WORK REQUEST: Give back all of the data, word for word.

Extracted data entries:
────────────────────
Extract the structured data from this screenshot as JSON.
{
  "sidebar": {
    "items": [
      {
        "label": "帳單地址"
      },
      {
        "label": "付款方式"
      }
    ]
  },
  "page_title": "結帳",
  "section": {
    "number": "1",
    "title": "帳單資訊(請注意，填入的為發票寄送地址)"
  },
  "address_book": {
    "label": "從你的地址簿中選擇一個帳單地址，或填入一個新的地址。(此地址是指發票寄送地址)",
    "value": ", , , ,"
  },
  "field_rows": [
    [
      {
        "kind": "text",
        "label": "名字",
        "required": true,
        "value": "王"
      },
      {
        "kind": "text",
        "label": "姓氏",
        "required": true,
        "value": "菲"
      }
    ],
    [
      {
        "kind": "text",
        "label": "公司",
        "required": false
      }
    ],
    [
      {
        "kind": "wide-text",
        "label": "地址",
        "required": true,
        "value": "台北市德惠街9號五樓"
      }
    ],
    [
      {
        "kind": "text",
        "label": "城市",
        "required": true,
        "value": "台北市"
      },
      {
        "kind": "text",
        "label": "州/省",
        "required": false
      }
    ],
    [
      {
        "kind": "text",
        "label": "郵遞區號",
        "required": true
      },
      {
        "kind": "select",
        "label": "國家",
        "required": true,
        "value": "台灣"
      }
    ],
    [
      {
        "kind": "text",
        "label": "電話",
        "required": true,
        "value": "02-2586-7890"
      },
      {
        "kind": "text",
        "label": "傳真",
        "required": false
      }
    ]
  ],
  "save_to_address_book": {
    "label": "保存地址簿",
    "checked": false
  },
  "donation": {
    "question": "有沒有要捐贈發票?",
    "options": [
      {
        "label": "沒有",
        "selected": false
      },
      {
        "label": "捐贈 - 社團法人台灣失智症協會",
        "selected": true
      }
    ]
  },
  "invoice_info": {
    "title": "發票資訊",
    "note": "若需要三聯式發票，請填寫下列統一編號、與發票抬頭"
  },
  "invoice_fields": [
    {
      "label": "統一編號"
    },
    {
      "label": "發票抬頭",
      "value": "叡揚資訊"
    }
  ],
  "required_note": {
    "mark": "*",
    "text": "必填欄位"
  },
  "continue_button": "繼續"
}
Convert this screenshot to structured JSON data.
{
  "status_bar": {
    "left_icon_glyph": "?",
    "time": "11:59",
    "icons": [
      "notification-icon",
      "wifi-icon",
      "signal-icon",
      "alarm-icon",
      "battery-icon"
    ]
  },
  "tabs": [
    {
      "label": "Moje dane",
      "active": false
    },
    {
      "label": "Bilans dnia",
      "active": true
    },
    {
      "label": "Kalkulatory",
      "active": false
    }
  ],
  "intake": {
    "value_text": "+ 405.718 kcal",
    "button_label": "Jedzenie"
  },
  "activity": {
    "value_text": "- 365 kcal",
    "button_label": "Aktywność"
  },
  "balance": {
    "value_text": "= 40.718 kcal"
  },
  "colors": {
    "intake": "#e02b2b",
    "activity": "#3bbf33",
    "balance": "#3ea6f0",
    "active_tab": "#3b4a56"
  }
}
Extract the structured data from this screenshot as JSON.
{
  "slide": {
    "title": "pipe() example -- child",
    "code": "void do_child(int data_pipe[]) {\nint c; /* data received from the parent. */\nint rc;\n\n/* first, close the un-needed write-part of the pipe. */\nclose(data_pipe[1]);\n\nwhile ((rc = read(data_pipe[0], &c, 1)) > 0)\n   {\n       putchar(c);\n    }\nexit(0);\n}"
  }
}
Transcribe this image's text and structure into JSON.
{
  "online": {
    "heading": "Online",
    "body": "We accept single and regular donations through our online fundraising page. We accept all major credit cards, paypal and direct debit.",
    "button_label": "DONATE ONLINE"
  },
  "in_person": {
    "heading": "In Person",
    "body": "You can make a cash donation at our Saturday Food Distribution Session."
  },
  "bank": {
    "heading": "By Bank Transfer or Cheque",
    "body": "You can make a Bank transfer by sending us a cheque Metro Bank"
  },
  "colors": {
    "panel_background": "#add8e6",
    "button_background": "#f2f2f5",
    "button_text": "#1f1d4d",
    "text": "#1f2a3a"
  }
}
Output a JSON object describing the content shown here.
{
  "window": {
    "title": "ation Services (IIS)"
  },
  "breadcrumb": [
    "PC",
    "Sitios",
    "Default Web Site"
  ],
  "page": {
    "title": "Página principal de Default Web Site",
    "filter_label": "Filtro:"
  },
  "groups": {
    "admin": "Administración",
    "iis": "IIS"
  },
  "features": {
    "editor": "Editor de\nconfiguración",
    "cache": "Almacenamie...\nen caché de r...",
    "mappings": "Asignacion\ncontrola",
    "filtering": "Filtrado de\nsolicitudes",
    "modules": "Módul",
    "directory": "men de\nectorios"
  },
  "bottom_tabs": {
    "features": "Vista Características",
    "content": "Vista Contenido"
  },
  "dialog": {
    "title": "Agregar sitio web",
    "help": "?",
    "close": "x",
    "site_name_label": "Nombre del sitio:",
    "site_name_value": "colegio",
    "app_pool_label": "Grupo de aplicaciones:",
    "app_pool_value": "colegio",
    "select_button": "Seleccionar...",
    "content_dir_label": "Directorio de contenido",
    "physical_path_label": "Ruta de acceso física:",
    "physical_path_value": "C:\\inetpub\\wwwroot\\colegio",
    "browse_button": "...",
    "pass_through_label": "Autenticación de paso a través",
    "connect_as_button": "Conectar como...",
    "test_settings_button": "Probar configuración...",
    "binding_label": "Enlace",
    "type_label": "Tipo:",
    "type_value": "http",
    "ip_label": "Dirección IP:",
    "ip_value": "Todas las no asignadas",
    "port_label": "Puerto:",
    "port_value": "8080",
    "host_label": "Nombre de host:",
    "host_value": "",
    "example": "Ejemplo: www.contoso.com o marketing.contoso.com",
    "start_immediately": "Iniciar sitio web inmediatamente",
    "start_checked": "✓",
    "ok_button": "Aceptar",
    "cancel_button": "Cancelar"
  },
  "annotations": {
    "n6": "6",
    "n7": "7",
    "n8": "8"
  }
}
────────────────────
TASK OUTPUT:
Extract the structured data from this screenshot as JSON.
{
  "sidebar": {
    "items": [
      {
        "label": "帳單地址"
      },
      {
        "label": "付款方式"
      }
    ]
  },
  "page_title": "結帳",
  "section": {
    "number": "1",
    "title": "帳單資訊(請注意，填入的為發票寄送地址)"
  },
  "address_book": {
    "label": "從你的地址簿中選擇一個帳單地址，或填入一個新的地址。(此地址是指發票寄送地址)",
    "value": ", , , ,"
  },
  "field_rows": [
    [
      {
        "kind": "text",
        "label": "名字",
        "required": true,
        "value": "王"
      },
      {
        "kind": "text",
        "label": "姓氏",
        "required": true,
        "value": "菲"
      }
    ],
    [
      {
        "kind": "text",
        "label": "公司",
        "required": false
      }
    ],
    [
      {
        "kind": "wide-text",
        "label": "地址",
        "required": true,
        "value": "台北市德惠街9號五樓"
      }
    ],
    [
      {
        "kind": "text",
        "label": "城市",
        "required": true,
        "value": "台北市"
      },
      {
        "kind": "text",
        "label": "州/省",
        "required": false
      }
    ],
    [
      {
        "kind": "text",
        "label": "郵遞區號",
        "required": true
      },
      {
        "kind": "select",
        "label": "國家",
        "required": true,
        "value": "台灣"
      }
    ],
    [
      {
        "kind": "text",
        "label": "電話",
        "required": true,
        "value": "02-2586-7890"
      },
      {
        "kind": "text",
        "label": "傳真",
        "required": false
      }
    ]
  ],
  "save_to_address_book": {
    "label": "保存地址簿",
    "checked": false
  },
  "donation": {
    "question": "有沒有要捐贈發票?",
    "options": [
      {
        "label": "沒有",
        "selected": false
      },
      {
        "label": "捐贈 - 社團法人台灣失智症協會",
        "selected": true
      }
    ]
  },
  "invoice_info": {
    "title": "發票資訊",
    "note": "若需要三聯式發票，請填寫下列統一編號、與發票抬頭"
  },
  "invoice_fields": [
    {
      "label": "統一編號"
    },
    {
      "label": "發票抬頭",
      "value": "叡揚資訊"
    }
  ],
  "required_note": {
    "mark": "*",
    "text": "必填欄位"
  },
  "continue_button": "繼續"
}
Convert this screenshot to structured JSON data.
{
  "status_bar": {
    "left_icon_glyph": "?",
    "time": "11:59",
    "icons": [
      "notification-icon",
      "wifi-icon",
      "signal-icon",
      "alarm-icon",
      "battery-icon"
    ]
  },
  "tabs": [
    {
      "label": "Moje dane",
      "active": false
    },
    {
      "label": "Bilans dnia",
      "active": true
    },
    {
      "label": "Kalkulatory",
      "active": false
    }
  ],
  "intake": {
    "value_text": "+ 405.718 kcal",
    "button_label": "Jedzenie"
  },
  "activity": {
    "value_text": "- 365 kcal",
    "button_label": "Aktywność"
  },
  "balance": {
    "value_text": "= 40.718 kcal"
  },
  "colors": {
    "intake": "#e02b2b",
    "activity": "#3bbf33",
    "balance": "#3ea6f0",
    "active_tab": "#3b4a56"
  }
}
Extract the structured data from this screenshot as JSON.
{
  "slide": {
    "title": "pipe() example -- child",
    "code": "void do_child(int data_pipe[]) {\nint c; /* data received from the parent. */\nint rc;\n\n/* first, close the un-needed write-part of the pipe. */\nclose(data_pipe[1]);\n\nwhile ((rc = read(data_pipe[0], &c, 1)) > 0)\n   {\n       putchar(c);\n    }\nexit(0);\n}"
  }
}
Transcribe this image's text and structure into JSON.
{
  "online": {
    "heading": "Online",
    "body": "We accept single and regular donations through our online fundraising page. We accept all major credit cards, paypal and direct debit.",
    "button_label": "DONATE ONLINE"
  },
  "in_person": {
    "heading": "In Person",
    "body": "You can make a cash donation at our Saturday Food Distribution Session."
  },
  "bank": {
    "heading": "By Bank Transfer or Cheque",
    "body": "You can make a Bank transfer by sending us a cheque Metro Bank"
  },
  "colors": {
    "panel_background": "#add8e6",
    "button_background": "#f2f2f5",
    "button_text": "#1f1d4d",
    "text": "#1f2a3a"
  }
}
Output a JSON object describing the content shown here.
{
  "window": {
    "title": "ation Services (IIS)"
  },
  "breadcrumb": [
    "PC",
    "Sitios",
    "Default Web Site"
  ],
  "page": {
    "title": "Página principal de Default Web Site",
    "filter_label": "Filtro:"
  },
  "groups": {
    "admin": "Administración",
    "iis": "IIS"
  },
  "features": {
    "editor": "Editor de\nconfiguración",
    "cache": "Almacenamie...\nen caché de r...",
    "mappings": "Asignacion\ncontrola",
    "filtering": "Filtrado de\nsolicitudes",
    "modules": "Módul",
    "directory": "men de\nectorios"
  },
  "bottom_tabs": {
    "features": "Vista Características",
    "content": "Vista Contenido"
  },
  "dialog": {
    "title": "Agregar sitio web",
    "help": "?",
    "close": "x",
    "site_name_label": "Nombre del sitio:",
    "site_name_value": "colegio",
    "app_pool_label": "Grupo de aplicaciones:",
    "app_pool_value": "colegio",
    "select_button": "Seleccionar...",
    "content_dir_label": "Directorio de contenido",
    "physical_path_label": "Ruta de acceso física:",
    "physical_path_value": "C:\\inetpub\\wwwroot\\colegio",
    "browse_button": "...",
    "pass_through_label": "Autenticación de paso a través",
    "connect_as_button": "Conectar como...",
    "test_settings_button": "Probar configuración...",
    "binding_label": "Enlace",
    "type_label": "Tipo:",
    "type_value": "http",
    "ip_label": "Dirección IP:",
    "ip_value": "Todas las no asignadas",
    "port_label": "Puerto:",
    "port_value": "8080",
    "host_label": "Nombre de host:",
    "host_value": "",
    "example": "Ejemplo: www.contoso.com o marketing.contoso.com",
    "start_immediately": "Iniciar sitio web inmediatamente",
    "start_checked": "✓",
    "ok_button": "Aceptar",
    "cancel_button": "Cancelar"
  },
  "annotations": {
    "n6": "6",
    "n7": "7",
    "n8": "8"
  }
}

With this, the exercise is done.